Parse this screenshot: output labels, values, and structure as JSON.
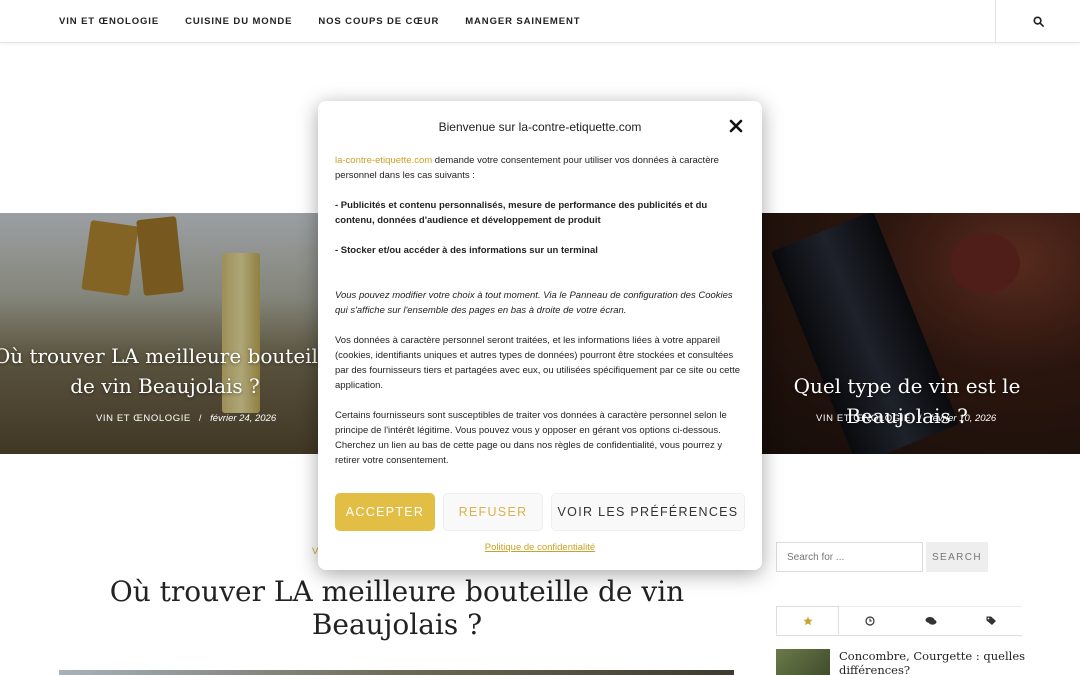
{
  "nav": {
    "items": [
      "VIN ET ŒNOLOGIE",
      "CUISINE DU MONDE",
      "NOS COUPS DE CŒUR",
      "MANGER SAINEMENT"
    ],
    "search_icon": "search-icon"
  },
  "slider": {
    "left": {
      "title": "Où trouver LA meilleure bouteille de vin Beaujolais ?",
      "category": "VIN ET ŒNOLOGIE",
      "date": "février 24, 2026"
    },
    "right": {
      "title": "Quel type de vin est le Beaujolais ?",
      "category": "VIN ET ŒNOLOGIE",
      "date": "février 10, 2026"
    }
  },
  "article": {
    "category": "V",
    "title": "Où trouver LA meilleure bouteille de vin Beaujolais ?"
  },
  "sidebar": {
    "search_placeholder": "Search for ...",
    "search_button": "SEARCH",
    "tabs": [
      "star-icon",
      "clock-icon",
      "comments-icon",
      "tags-icon"
    ],
    "recent_post_title": "Concombre, Courgette : quelles différences?"
  },
  "cookie_modal": {
    "title": "Bienvenue sur la-contre-etiquette.com",
    "intro_link": "la-contre-etiquette.com",
    "intro_text": " demande votre consentement pour utiliser vos données à caractère personnel dans les cas suivants :",
    "purpose_1": "- Publicités et contenu personnalisés, mesure de performance des publicités et du contenu, données d'audience et développement de produit",
    "purpose_2": "- Stocker et/ou accéder à des informations sur un terminal",
    "italic_note": "Vous pouvez modifier votre choix à tout moment. Via le Panneau de configuration des Cookies qui s'affiche sur l'ensemble des pages en bas à droite de votre écran.",
    "paragraph_1": "Vos données à caractère personnel seront traitées, et les informations liées à votre appareil (cookies, identifiants uniques et autres types de données) pourront être stockées et consultées par des fournisseurs tiers et partagées avec eux, ou utilisées spécifiquement par ce site ou cette application.",
    "paragraph_2": "Certains fournisseurs sont susceptibles de traiter vos données à caractère personnel selon le principe de l'intérêt légitime. Vous pouvez vous y opposer en gérant vos options ci-dessous. Cherchez un lien au bas de cette page ou dans nos règles de confidentialité, vous pourrez y retirer votre consentement.",
    "accept_label": "ACCEPTER",
    "refuse_label": "REFUSER",
    "prefs_label": "VOIR LES PRÉFÉRENCES",
    "policy_link": "Politique de confidentialité"
  },
  "colors": {
    "accent": "#c9a227",
    "accept_bg": "#e2be45"
  }
}
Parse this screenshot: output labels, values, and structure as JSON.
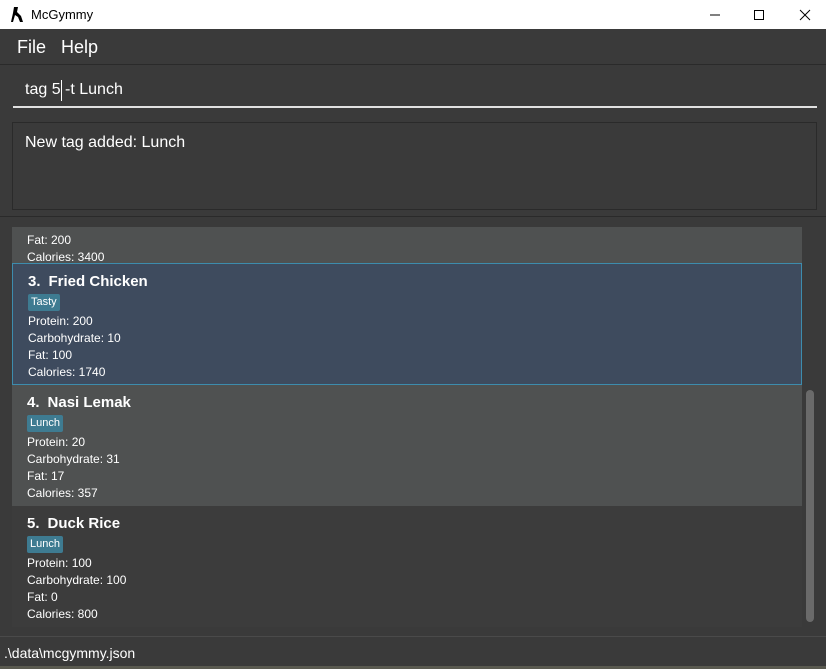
{
  "window": {
    "title": "McGymmy"
  },
  "menu": {
    "file": "File",
    "help": "Help"
  },
  "command": {
    "value": "tag 5 -t Lunch"
  },
  "result": {
    "message": "New tag added: Lunch"
  },
  "list": {
    "partial": {
      "fat": "Fat: 200",
      "calories": "Calories: 3400"
    },
    "items": [
      {
        "index": "3.",
        "name": "Fried Chicken",
        "tag": "Tasty",
        "protein": "Protein: 200",
        "carbohydrate": "Carbohydrate: 10",
        "fat": "Fat: 100",
        "calories": "Calories: 1740"
      },
      {
        "index": "4.",
        "name": "Nasi Lemak",
        "tag": "Lunch",
        "protein": "Protein: 20",
        "carbohydrate": "Carbohydrate: 31",
        "fat": "Fat: 17",
        "calories": "Calories: 357"
      },
      {
        "index": "5.",
        "name": "Duck Rice",
        "tag": "Lunch",
        "protein": "Protein: 100",
        "carbohydrate": "Carbohydrate: 100",
        "fat": "Fat: 0",
        "calories": "Calories: 800"
      }
    ]
  },
  "status": {
    "path": ".\\data\\mcgymmy.json"
  },
  "colors": {
    "tag_bg": "#3e7b91",
    "selected_border": "#3d8cad",
    "selected_bg": "#3e4b5e"
  }
}
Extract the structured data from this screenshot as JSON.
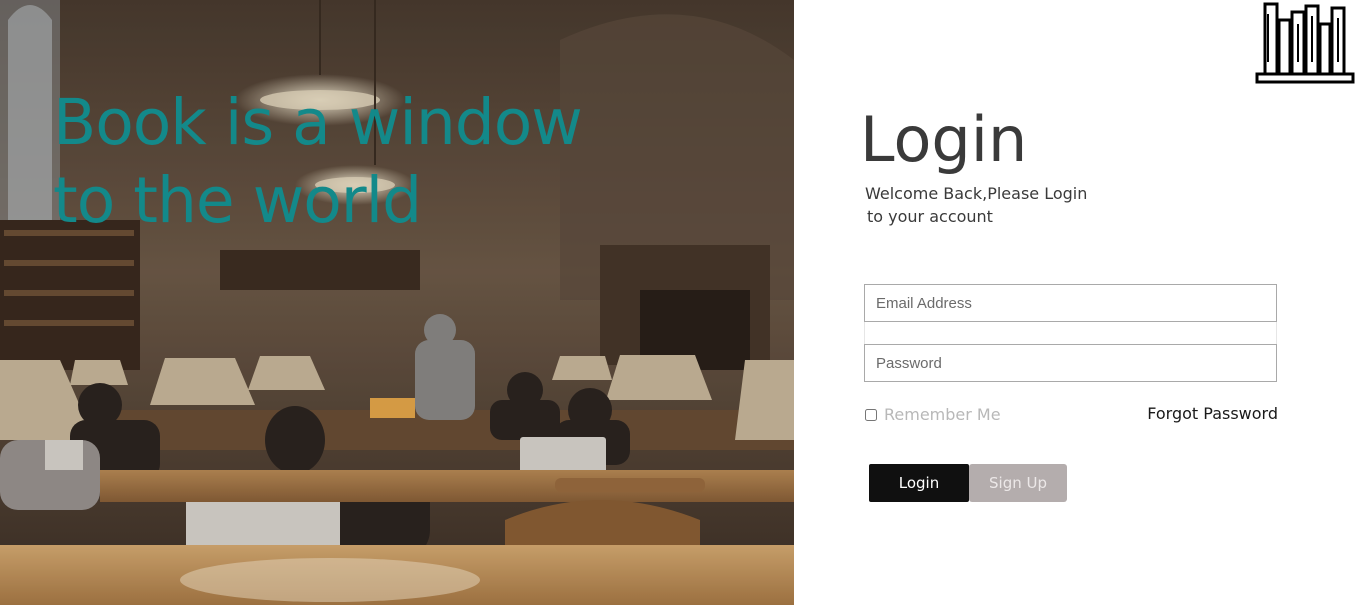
{
  "hero": {
    "tagline_line1": "Book is a window",
    "tagline_line2": "to the world",
    "tagline_color": "#13898a"
  },
  "logo": {
    "icon": "bookshelf-icon"
  },
  "login": {
    "title": "Login",
    "welcome_line1": "Welcome Back,Please Login",
    "welcome_line2": "to your account",
    "email_placeholder": "Email Address",
    "email_value": "",
    "password_placeholder": "Password",
    "password_value": "",
    "remember_label": "Remember Me",
    "remember_checked": false,
    "forgot_label": "Forgot Password",
    "login_button": "Login",
    "signup_button": "Sign Up"
  },
  "colors": {
    "login_button_bg": "#101010",
    "signup_button_bg": "#b4adad",
    "title_text": "#3a3a3a"
  }
}
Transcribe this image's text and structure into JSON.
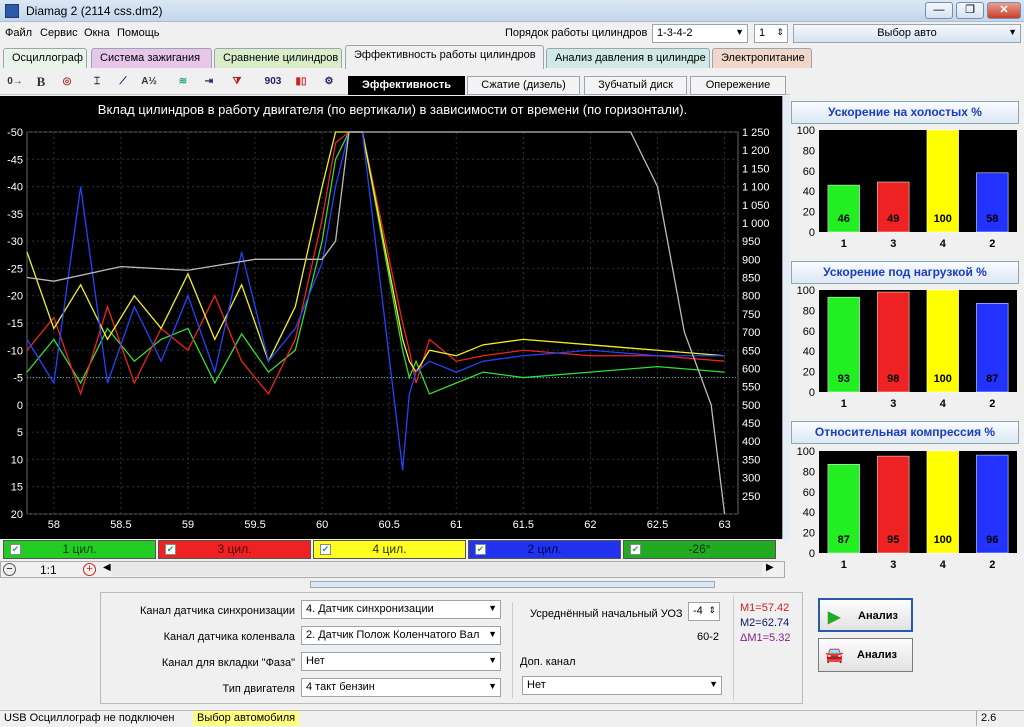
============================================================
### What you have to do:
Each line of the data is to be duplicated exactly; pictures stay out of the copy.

### Exercise result:
Parse this screenshot: output labels, values, and structure as JSON.
{
  "nav": {
    "items": [
      "VIN ET ŒNOLOGIE",
      "CUISINE DU MONDE",
      "NOS COUPS DE CŒUR",
      "MANGER SAINEMENT"
    ],
    "search_icon": "search-icon"
  },
  "slider": {
    "left": {
      "title": "Où trouver LA meilleure bouteille de vin Beaujolais ?",
      "category": "VIN ET ŒNOLOGIE",
      "date": "février 24, 2026"
    },
    "right": {
      "title": "Quel type de vin est le Beaujolais ?",
      "category": "VIN ET ŒNOLOGIE",
      "date": "février 10, 2026"
    }
  },
  "article": {
    "category": "V",
    "title": "Où trouver LA meilleure bouteille de vin Beaujolais ?"
  },
  "sidebar": {
    "search_placeholder": "Search for ...",
    "search_button": "SEARCH",
    "tabs": [
      "star-icon",
      "clock-icon",
      "comments-icon",
      "tags-icon"
    ],
    "recent_post_title": "Concombre, Courgette : quelles différences?"
  },
  "cookie_modal": {
    "title": "Bienvenue sur la-contre-etiquette.com",
    "intro_link": "la-contre-etiquette.com",
    "intro_text": " demande votre consentement pour utiliser vos données à caractère personnel dans les cas suivants :",
    "purpose_1": "- Publicités et contenu personnalisés, mesure de performance des publicités et du contenu, données d'audience et développement de produit",
    "purpose_2": "- Stocker et/ou accéder à des informations sur un terminal",
    "italic_note": "Vous pouvez modifier votre choix à tout moment. Via le Panneau de configuration des Cookies qui s'affiche sur l'ensemble des pages en bas à droite de votre écran.",
    "paragraph_1": "Vos données à caractère personnel seront traitées, et les informations liées à votre appareil (cookies, identifiants uniques et autres types de données) pourront être stockées et consultées par des fournisseurs tiers et partagées avec eux, ou utilisées spécifiquement par ce site ou cette application.",
    "paragraph_2": "Certains fournisseurs sont susceptibles de traiter vos données à caractère personnel selon le principe de l'intérêt légitime. Vous pouvez vous y opposer en gérant vos options ci-dessous. Cherchez un lien au bas de cette page ou dans nos règles de confidentialité, vous pourrez y retirer votre consentement.",
    "accept_label": "ACCEPTER",
    "refuse_label": "REFUSER",
    "prefs_label": "VOIR LES PRÉFÉRENCES",
    "policy_link": "Politique de confidentialité"
  },
  "colors": {
    "accent": "#c9a227",
    "accept_bg": "#e2be45"
  }
}
Parse this screenshot: output labels, values, and structure as JSON.
{
  "window": {
    "title": "McGymmy"
  },
  "menu": {
    "file": "File",
    "help": "Help"
  },
  "command": {
    "value": "tag 5 -t Lunch"
  },
  "result": {
    "message": "New tag added: Lunch"
  },
  "list": {
    "partial": {
      "fat": "Fat: 200",
      "calories": "Calories: 3400"
    },
    "items": [
      {
        "index": "3.",
        "name": "Fried Chicken",
        "tag": "Tasty",
        "protein": "Protein: 200",
        "carbohydrate": "Carbohydrate: 10",
        "fat": "Fat: 100",
        "calories": "Calories: 1740"
      },
      {
        "index": "4.",
        "name": "Nasi Lemak",
        "tag": "Lunch",
        "protein": "Protein: 20",
        "carbohydrate": "Carbohydrate: 31",
        "fat": "Fat: 17",
        "calories": "Calories: 357"
      },
      {
        "index": "5.",
        "name": "Duck Rice",
        "tag": "Lunch",
        "protein": "Protein: 100",
        "carbohydrate": "Carbohydrate: 100",
        "fat": "Fat: 0",
        "calories": "Calories: 800"
      }
    ]
  },
  "status": {
    "path": ".\\data\\mcgymmy.json"
  },
  "colors": {
    "tag_bg": "#3e7b91",
    "selected_border": "#3d8cad",
    "selected_bg": "#3e4b5e"
  }
}
Extract the structured data from this screenshot as JSON.
{
  "hero": {
    "tagline_line1": "Book is a window",
    "tagline_line2": "to the world",
    "tagline_color": "#13898a"
  },
  "logo": {
    "icon": "bookshelf-icon"
  },
  "login": {
    "title": "Login",
    "welcome_line1": "Welcome Back,Please Login",
    "welcome_line2": "to your account",
    "email_placeholder": "Email Address",
    "email_value": "",
    "password_placeholder": "Password",
    "password_value": "",
    "remember_label": "Remember Me",
    "remember_checked": false,
    "forgot_label": "Forgot Password",
    "login_button": "Login",
    "signup_button": "Sign Up"
  },
  "colors": {
    "login_button_bg": "#101010",
    "signup_button_bg": "#b4adad",
    "title_text": "#3a3a3a"
  }
}
Transcribe this image's text and structure into JSON.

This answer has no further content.